- [To do]
Return the whole of the data exactly.

- [Given data]
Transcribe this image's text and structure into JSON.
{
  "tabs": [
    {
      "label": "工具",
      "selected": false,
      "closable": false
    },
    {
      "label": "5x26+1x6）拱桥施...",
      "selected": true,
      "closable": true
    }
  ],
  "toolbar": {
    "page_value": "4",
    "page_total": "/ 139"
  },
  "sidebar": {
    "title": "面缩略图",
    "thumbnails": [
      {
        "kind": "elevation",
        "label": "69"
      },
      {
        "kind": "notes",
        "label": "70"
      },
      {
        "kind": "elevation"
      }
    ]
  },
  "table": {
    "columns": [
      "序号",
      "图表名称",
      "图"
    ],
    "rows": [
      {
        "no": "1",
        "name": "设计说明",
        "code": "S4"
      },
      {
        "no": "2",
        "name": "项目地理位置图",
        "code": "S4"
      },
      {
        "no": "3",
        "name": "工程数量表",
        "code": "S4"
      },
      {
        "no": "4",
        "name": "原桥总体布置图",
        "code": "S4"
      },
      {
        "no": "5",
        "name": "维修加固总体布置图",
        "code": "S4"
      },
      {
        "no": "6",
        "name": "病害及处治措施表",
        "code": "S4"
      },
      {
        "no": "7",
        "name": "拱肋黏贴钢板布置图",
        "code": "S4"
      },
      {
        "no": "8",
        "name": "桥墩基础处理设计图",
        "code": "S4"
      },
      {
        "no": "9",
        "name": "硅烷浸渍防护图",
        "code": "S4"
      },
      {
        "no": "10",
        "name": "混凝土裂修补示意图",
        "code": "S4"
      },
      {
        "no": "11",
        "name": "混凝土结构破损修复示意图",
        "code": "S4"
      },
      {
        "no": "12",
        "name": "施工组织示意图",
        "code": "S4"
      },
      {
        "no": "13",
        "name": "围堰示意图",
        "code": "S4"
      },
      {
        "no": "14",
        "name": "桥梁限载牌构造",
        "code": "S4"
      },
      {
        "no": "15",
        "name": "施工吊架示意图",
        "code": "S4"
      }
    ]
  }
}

- [Exercise solution]
Transcribe this image's text and structure into JSON.
{
  "tabs": [
    {
      "label": "工具",
      "selected": false,
      "closable": false
    },
    {
      "label": "5x26+1x6）拱桥施...",
      "selected": true,
      "closable": true
    }
  ],
  "toolbar": {
    "page_value": "4",
    "page_total": "/ 139"
  },
  "sidebar": {
    "title": "面缩略图",
    "thumbnails": [
      {
        "kind": "elevation",
        "label": "69"
      },
      {
        "kind": "notes",
        "label": "70"
      },
      {
        "kind": "elevation"
      }
    ]
  },
  "table": {
    "columns": [
      "序号",
      "图表名称",
      "图"
    ],
    "rows": [
      {
        "no": "1",
        "name": "设计说明",
        "code": "S4"
      },
      {
        "no": "2",
        "name": "项目地理位置图",
        "code": "S4"
      },
      {
        "no": "3",
        "name": "工程数量表",
        "code": "S4"
      },
      {
        "no": "4",
        "name": "原桥总体布置图",
        "code": "S4"
      },
      {
        "no": "5",
        "name": "维修加固总体布置图",
        "code": "S4"
      },
      {
        "no": "6",
        "name": "病害及处治措施表",
        "code": "S4"
      },
      {
        "no": "7",
        "name": "拱肋黏贴钢板布置图",
        "code": "S4"
      },
      {
        "no": "8",
        "name": "桥墩基础处理设计图",
        "code": "S4"
      },
      {
        "no": "9",
        "name": "硅烷浸渍防护图",
        "code": "S4"
      },
      {
        "no": "10",
        "name": "混凝土裂修补示意图",
        "code": "S4"
      },
      {
        "no": "11",
        "name": "混凝土结构破损修复示意图",
        "code": "S4"
      },
      {
        "no": "12",
        "name": "施工组织示意图",
        "code": "S4"
      },
      {
        "no": "13",
        "name": "围堰示意图",
        "code": "S4"
      },
      {
        "no": "14",
        "name": "桥梁限载牌构造",
        "code": "S4"
      },
      {
        "no": "15",
        "name": "施工吊架示意图",
        "code": "S4"
      }
    ]
  }
}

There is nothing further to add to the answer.